First discovered in 1952, a Sudden Stratospheric Warming (SSW) refers to a swift jump in temperatures in the stratosphere that is sometimes linked to the onset of cold weather in winter in certain regions.
What is an SSW?
The term SSW refers to what we observe - rapid warming (up to about 50°C in just a couple of days) in the stratosphere, between 10 km and 50 km up.
The stratospheric polar vortex and the Polar Night Jet
When the North Pole tilts away from the sun during the winter, the air above the pole becomes extremely cold, reaching temperatures as low as -80°C by December. Circulating around this cold pool is the stratospheric polar vortex with an area of low pressure at its centre. The vortex appears each winter in the stratosphere above the Arctic and exists until sunlight returns to the polar regions in the following spring. Due to the huge temperature difference between the cold polar air and the warm air at mid-latitudes, a jet stream flows around the perimeter of the vortex, known as the Polar Night Jet. This jet helps to lock the cold air in place within the stratosphere polar vortex. The Polar Night Jet flows west to east, sometimes in tandem with our own more familiar tropospheric jet stream some 20 km below.
Sometimes the westerly flow of the tropospheric jet stream can be disrupted. These disruptions are caused by upward-travelling planetary waves, also known as Rossby Waves. These are giant meanders in high-altitude winds and occur in the atmosphere due to the Earth's rotation. These types of waves are generated by flow over mountains and continental land-sea temperature contrasts. They can also be generated by year-to-year changes in large scale weather patterns such as El Nino. With large land masses in the Northern Hemisphere compared to the Southern this leads to more Rossby waves and so SSW events are largely a Northern Hemisphere focused phenomenon. There is only one known exception to this; in September 2002, a major warming was observed for the first time in the stratosphere in the Southern Hemisphere. Only Rossby waves with the greatest spatial scales are able to spread upward into the stratosphere. When the Rossby waves are strong, their amplitudes grow with height into the stratosphere where the waves break, just like on a beach. The breaking waves exert a drag on the Polar Night Jet, which weakens and distorts it. If these waves are strong enough, they may decelerate the jet sufficiently so that the westerlies turn easterly. Such a change in air flow disrupts the stratospheric polar vortex either by displacing it from its normal location over the pole or splitting it into two daughter vortices. Winds within the weakened jet slow down and turn toward the centre of the vortex. As the air converges in the centre of the vortex, it must then descend. This descent causes the air to compress and its temperature rises dramatically, sometimes by more than 50°C in just a few days. This descent also increases the pressure above the North Pole. Over the following weeks, the action of further Rossby waves allow the easterly winds to burrow down through the stratosphere. When they reach the tropopause, they often impact Atlantic weather systems and the jet stream.

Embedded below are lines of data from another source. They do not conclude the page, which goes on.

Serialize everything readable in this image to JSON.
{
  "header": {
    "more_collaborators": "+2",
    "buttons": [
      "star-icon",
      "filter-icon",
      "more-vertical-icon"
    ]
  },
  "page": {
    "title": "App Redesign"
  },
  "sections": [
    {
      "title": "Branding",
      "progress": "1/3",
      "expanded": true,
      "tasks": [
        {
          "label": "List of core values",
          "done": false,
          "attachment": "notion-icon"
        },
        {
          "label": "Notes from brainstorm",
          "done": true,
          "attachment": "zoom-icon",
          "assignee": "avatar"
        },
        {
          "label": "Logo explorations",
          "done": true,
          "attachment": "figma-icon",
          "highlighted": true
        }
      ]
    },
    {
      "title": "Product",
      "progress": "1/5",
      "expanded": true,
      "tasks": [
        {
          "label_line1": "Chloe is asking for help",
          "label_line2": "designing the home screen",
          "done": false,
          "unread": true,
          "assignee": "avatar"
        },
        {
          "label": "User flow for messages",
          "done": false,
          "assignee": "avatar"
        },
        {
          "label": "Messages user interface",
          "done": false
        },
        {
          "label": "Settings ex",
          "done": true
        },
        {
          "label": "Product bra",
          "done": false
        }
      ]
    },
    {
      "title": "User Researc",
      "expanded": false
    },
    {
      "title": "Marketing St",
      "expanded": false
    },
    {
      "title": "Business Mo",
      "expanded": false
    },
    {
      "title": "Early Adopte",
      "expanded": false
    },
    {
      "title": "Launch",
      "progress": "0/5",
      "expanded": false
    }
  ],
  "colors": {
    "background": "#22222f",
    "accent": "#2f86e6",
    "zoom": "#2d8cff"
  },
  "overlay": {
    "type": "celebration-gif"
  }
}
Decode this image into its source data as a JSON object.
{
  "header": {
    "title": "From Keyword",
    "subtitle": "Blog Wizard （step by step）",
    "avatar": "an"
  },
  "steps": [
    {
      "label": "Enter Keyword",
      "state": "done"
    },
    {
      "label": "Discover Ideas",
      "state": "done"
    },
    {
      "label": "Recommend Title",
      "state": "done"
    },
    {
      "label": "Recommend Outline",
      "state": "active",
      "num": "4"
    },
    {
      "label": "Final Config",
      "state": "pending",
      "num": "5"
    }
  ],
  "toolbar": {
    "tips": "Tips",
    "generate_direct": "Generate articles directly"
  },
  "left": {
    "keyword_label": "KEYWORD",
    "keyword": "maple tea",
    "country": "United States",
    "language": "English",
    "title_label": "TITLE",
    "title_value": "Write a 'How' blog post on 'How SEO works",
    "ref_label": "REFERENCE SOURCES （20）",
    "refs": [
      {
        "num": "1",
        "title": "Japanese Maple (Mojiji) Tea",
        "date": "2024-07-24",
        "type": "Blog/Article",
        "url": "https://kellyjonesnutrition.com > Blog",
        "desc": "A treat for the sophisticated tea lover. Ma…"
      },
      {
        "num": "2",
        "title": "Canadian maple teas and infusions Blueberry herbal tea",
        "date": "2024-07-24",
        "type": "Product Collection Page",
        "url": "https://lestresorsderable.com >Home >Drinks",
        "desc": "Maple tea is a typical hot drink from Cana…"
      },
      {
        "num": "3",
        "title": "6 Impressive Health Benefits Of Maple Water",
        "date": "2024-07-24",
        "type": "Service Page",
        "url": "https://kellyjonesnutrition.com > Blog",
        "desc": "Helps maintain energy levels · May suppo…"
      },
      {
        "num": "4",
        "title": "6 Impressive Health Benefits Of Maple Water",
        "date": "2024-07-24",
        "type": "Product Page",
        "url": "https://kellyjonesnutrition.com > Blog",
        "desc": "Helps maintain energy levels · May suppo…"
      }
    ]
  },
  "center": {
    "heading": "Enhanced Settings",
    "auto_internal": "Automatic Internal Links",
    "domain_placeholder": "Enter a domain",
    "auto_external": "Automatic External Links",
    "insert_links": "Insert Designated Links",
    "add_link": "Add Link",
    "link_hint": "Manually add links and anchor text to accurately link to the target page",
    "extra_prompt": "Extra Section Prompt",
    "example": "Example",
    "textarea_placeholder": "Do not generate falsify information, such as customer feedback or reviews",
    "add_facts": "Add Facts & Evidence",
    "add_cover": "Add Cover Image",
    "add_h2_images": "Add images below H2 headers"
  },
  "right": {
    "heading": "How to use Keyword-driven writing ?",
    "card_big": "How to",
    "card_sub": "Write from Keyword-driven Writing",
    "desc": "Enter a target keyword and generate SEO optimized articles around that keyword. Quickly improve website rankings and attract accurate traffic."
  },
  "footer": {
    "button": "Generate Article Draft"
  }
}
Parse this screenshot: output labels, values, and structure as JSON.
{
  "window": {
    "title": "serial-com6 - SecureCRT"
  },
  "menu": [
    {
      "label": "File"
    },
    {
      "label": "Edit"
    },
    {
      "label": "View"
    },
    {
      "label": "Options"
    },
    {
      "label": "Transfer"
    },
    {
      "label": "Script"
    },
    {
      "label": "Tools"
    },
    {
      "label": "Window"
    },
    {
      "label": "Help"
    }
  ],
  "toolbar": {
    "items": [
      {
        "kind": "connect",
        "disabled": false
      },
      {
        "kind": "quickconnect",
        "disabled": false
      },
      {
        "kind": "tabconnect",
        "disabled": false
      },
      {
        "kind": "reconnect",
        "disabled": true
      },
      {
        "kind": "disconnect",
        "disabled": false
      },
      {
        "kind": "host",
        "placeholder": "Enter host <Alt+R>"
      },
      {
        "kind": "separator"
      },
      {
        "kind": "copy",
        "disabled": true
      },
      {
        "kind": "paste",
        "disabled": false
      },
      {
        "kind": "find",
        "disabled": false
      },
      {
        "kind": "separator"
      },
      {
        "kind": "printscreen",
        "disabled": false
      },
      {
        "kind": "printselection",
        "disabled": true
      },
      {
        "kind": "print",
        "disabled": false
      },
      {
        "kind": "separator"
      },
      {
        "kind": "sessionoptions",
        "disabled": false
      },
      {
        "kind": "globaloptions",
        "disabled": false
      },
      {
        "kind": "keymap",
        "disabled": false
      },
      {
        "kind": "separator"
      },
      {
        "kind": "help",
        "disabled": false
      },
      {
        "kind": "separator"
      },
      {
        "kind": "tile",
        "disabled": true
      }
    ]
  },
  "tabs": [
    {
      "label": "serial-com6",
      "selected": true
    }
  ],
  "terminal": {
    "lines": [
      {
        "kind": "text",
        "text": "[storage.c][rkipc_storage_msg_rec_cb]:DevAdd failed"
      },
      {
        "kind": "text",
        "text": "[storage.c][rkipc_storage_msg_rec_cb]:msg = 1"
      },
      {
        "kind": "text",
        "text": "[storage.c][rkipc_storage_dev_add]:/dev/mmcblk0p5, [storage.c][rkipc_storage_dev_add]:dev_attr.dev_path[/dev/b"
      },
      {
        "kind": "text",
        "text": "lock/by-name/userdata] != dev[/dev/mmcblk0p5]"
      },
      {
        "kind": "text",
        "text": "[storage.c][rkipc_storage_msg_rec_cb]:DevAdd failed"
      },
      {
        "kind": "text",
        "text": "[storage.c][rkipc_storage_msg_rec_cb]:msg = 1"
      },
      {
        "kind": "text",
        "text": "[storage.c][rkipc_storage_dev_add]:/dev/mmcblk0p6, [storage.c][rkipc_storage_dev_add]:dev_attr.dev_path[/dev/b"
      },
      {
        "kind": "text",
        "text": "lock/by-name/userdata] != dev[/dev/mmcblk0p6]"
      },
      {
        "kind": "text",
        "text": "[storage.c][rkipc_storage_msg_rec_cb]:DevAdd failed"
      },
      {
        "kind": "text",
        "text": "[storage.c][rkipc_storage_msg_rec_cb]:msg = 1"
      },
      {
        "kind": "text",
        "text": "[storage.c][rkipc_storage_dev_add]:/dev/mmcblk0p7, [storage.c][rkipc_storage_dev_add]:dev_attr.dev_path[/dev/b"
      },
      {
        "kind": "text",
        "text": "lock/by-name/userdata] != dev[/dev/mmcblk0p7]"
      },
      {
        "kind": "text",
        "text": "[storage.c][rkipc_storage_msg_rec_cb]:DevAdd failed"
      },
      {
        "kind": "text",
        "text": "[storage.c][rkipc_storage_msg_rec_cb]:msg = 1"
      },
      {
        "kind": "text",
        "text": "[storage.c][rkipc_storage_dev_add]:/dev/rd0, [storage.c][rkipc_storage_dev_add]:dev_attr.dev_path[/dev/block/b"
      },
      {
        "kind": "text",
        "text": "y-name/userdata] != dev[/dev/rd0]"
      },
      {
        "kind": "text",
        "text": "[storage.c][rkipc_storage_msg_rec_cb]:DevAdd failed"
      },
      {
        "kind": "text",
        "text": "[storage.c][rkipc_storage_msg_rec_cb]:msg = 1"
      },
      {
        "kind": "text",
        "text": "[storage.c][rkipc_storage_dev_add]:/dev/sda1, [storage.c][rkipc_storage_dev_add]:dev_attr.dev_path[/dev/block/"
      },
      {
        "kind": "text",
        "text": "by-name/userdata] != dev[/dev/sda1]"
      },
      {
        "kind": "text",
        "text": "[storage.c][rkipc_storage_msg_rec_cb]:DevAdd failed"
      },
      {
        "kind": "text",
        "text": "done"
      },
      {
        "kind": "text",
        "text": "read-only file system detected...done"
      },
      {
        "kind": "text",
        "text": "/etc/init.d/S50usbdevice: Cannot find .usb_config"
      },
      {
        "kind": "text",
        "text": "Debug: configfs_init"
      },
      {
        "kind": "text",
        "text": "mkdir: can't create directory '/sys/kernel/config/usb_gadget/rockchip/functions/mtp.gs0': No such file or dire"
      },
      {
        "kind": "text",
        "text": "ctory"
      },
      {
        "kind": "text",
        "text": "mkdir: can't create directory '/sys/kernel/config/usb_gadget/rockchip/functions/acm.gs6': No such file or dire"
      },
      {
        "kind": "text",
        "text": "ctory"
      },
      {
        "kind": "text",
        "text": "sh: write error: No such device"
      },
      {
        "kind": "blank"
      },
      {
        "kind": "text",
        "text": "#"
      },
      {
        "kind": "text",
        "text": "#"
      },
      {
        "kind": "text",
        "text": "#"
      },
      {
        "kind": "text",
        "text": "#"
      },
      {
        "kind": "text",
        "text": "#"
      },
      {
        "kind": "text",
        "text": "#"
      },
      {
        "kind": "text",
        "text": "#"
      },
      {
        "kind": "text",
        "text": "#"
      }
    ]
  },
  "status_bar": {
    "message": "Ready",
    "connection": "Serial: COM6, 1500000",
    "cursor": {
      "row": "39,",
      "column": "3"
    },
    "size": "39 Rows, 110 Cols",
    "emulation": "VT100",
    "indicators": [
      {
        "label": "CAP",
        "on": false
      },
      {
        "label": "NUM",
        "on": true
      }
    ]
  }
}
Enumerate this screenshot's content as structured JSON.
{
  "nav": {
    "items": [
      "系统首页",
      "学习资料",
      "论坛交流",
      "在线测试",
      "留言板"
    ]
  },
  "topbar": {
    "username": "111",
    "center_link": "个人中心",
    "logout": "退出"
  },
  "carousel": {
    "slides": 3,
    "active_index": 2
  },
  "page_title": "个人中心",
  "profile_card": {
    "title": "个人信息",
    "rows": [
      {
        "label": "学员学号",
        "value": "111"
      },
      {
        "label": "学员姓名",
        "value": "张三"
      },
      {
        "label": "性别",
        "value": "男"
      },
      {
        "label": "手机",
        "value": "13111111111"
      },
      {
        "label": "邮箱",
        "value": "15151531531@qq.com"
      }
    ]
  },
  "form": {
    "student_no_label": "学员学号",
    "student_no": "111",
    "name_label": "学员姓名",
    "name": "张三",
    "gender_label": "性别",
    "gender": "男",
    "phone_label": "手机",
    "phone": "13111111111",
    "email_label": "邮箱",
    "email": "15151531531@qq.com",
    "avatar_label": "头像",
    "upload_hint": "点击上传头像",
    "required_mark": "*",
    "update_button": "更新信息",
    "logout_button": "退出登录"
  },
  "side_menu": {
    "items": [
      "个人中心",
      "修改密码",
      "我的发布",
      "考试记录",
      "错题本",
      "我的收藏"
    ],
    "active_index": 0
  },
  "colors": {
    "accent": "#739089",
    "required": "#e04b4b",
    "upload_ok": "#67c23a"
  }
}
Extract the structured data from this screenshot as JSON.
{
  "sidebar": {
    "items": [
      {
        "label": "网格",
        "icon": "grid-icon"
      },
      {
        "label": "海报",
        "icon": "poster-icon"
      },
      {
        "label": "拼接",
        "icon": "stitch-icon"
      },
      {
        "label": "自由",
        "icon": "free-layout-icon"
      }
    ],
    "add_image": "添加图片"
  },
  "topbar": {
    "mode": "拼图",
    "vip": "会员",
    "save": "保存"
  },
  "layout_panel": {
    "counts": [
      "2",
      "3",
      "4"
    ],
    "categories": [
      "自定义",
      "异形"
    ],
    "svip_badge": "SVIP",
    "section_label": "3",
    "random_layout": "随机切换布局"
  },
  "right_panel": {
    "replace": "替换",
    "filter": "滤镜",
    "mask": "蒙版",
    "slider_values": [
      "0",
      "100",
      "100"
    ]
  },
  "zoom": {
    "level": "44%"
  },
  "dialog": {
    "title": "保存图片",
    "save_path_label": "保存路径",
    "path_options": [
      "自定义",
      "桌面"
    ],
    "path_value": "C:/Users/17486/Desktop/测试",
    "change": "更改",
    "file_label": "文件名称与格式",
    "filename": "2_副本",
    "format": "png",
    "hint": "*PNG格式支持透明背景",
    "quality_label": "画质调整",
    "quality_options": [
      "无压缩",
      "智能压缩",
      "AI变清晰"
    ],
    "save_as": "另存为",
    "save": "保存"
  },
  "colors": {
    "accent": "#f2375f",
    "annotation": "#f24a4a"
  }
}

Impact on weather in Northern Europe
Weather systems normally arrive over northern Europe from the west — with a flow of relatively mild air coming in off the Atlantic. But a weaker jet stream means less flow of mild Atlantic air, weakening areas of low pressure and moving the jet stream further south. This leads to high pressure over the North Atlantic, 'blocking' that flow of mild Atlantic air and dragging in cold continental air from the east. Exactly how cold it might be depends on the details of where the air comes from.
SSWs don't always result in this outcome — but a cold snap follows more often than not, so the SSW greatly increases the risk of wintry weather.
Impact on weather in North America
In February 2019, an SSW event caused the stratospheric polar vortex to split in two causing the polar vortex to move south into North America bringing extreme low temperatures to the Great Lakes region.
Impact on aviation
Abnormal weather conditions clearly will have an impact on the infrastructure that supports aviation operations resulting in reduced system capacity, runway closures etc.
Pilots need to reassess the risks associated with operations into familiar aerodromes. Where temperatures are much lower than is normally experienced, altimeter temperature error (for example) may well be significant.
Can we predict these events in advance?
Currently meteorologists can reliably predict individual SSWs about a week in advance, and can detect them early on with satellite and other observations.